Targeted murders with knives in Vietnam were justified with the same rhetoric that now justifies drone murders. The similarities include the failure of primary goals, the counterproductive blowback results, the breeding of corruption abroad and at home, the moral and political degradation, the erosion of democratic ways of thinking, and -- of course -- the racist arrogance and cultural ignorance that shape the programs and blind their participants to what they are engaged in. The primary difference between Phoenix and drone kills is that the drones don't suffer PTSD. The same, however, cannot be said for the drone pilots.
"The problem," wrote Valentine, "was one of using means which were antithetical to the desired end, of denying due process in order to create a democracy, of using terror and repression to foster freedom. When put into practice by soldiers taught to think in conventional military and moral terms, Contre Coup engendered transgressions on a massive scale. However, for those pressing the attack on VCI, the bloodbath was constructive, for indiscriminate air raids and artillery barrages obscured the shadow war being fought in urban back alleys and anonymous rural hamlets. The military shield allowed a CIA officer to sit behind a steel door in a room in the U.S. Embassy, insulated from human concern, skimming the Phoenix blacklist, selecting targets for assassination, distilling power from tragedy."
At some point, enough of us will recognize that government conducted behind a steel door can lead only to ever greater tragedy.
In an email that Valentine wrote for RootsAction.org on Monday, he wrote: "Through its bottomless black bag of unaccounted-for money, much of it generated by off-the-books proprietary companies and illegal activities like drug smuggling, the CIA spreads corruption around the world. This corruption undermines our own government and public officials. And the drone killings of innocent men, women, and children generate fierce resentment.. . .Tell your representative and senators right now that the CIA is the antithesis of democracy and needs to be abolished."
What We Know is Bad; What's Behind It is Worse! The AP Seizures and the Frightening Web They've Uncovered

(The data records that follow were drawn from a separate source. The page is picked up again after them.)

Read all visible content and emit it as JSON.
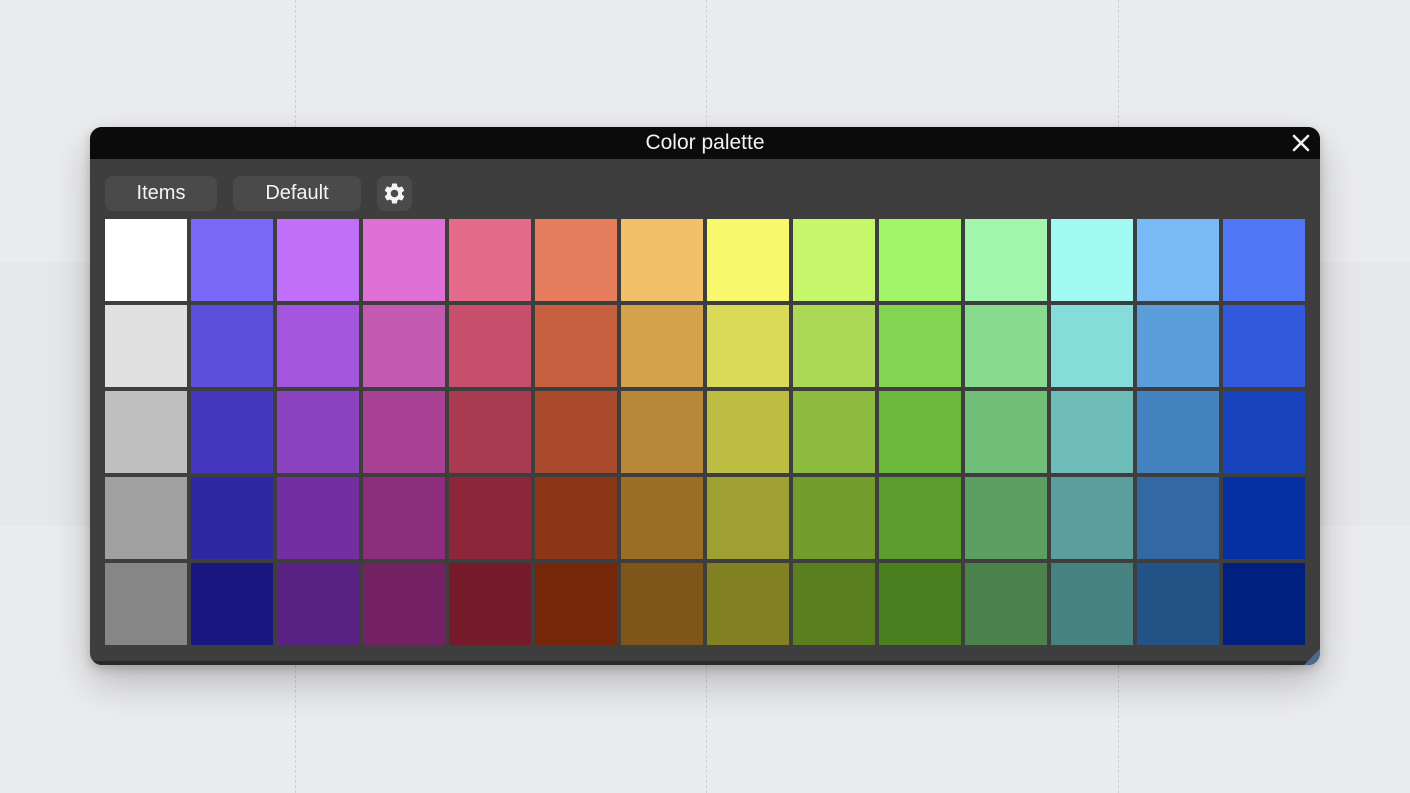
{
  "window": {
    "title": "Color palette"
  },
  "toolbar": {
    "items_label": "Items",
    "default_label": "Default"
  },
  "icons": {
    "close": "close-icon",
    "settings": "gear-icon"
  },
  "palette": [
    [
      "#ffffff",
      "#7a69f8",
      "#c06ff8",
      "#e06fd3",
      "#e46a8a",
      "#e67e5e",
      "#f2c068",
      "#f7f86b",
      "#c6f76a",
      "#a2f468",
      "#a1f5ad",
      "#a2faf3",
      "#78b9f6",
      "#5177f6"
    ],
    [
      "#e0e0e0",
      "#5c4fdb",
      "#a356dd",
      "#c25ab2",
      "#c64f6b",
      "#c6603f",
      "#d4a24a",
      "#d9da57",
      "#abd856",
      "#84d453",
      "#88da8e",
      "#85dcd8",
      "#5b9ddb",
      "#3258db"
    ],
    [
      "#c0c0c0",
      "#4438bf",
      "#8b42bf",
      "#a84194",
      "#a83a52",
      "#a84a2b",
      "#b78837",
      "#bdbd43",
      "#8dbb40",
      "#6cb83d",
      "#70be78",
      "#6fbdb8",
      "#4483c0",
      "#1843bf"
    ],
    [
      "#a0a0a0",
      "#2d28a1",
      "#722fa1",
      "#8c2e7b",
      "#8c263b",
      "#8c3618",
      "#9a6e25",
      "#9ea031",
      "#729d2d",
      "#5c9b2d",
      "#5c9f61",
      "#5a9f9c",
      "#3368a2",
      "#0530a1"
    ],
    [
      "#868686",
      "#1a1880",
      "#5a2283",
      "#732163",
      "#751a2a",
      "#762709",
      "#7e5617",
      "#828222",
      "#5a7f1f",
      "#497f1f",
      "#4b824c",
      "#46827f",
      "#235387",
      "#00207f"
    ]
  ]
}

By Alfredo Lopez
"Paranoia," said Woody Allen, "is knowing all the facts." By that measure, we're becoming more and more "paranoid" every day.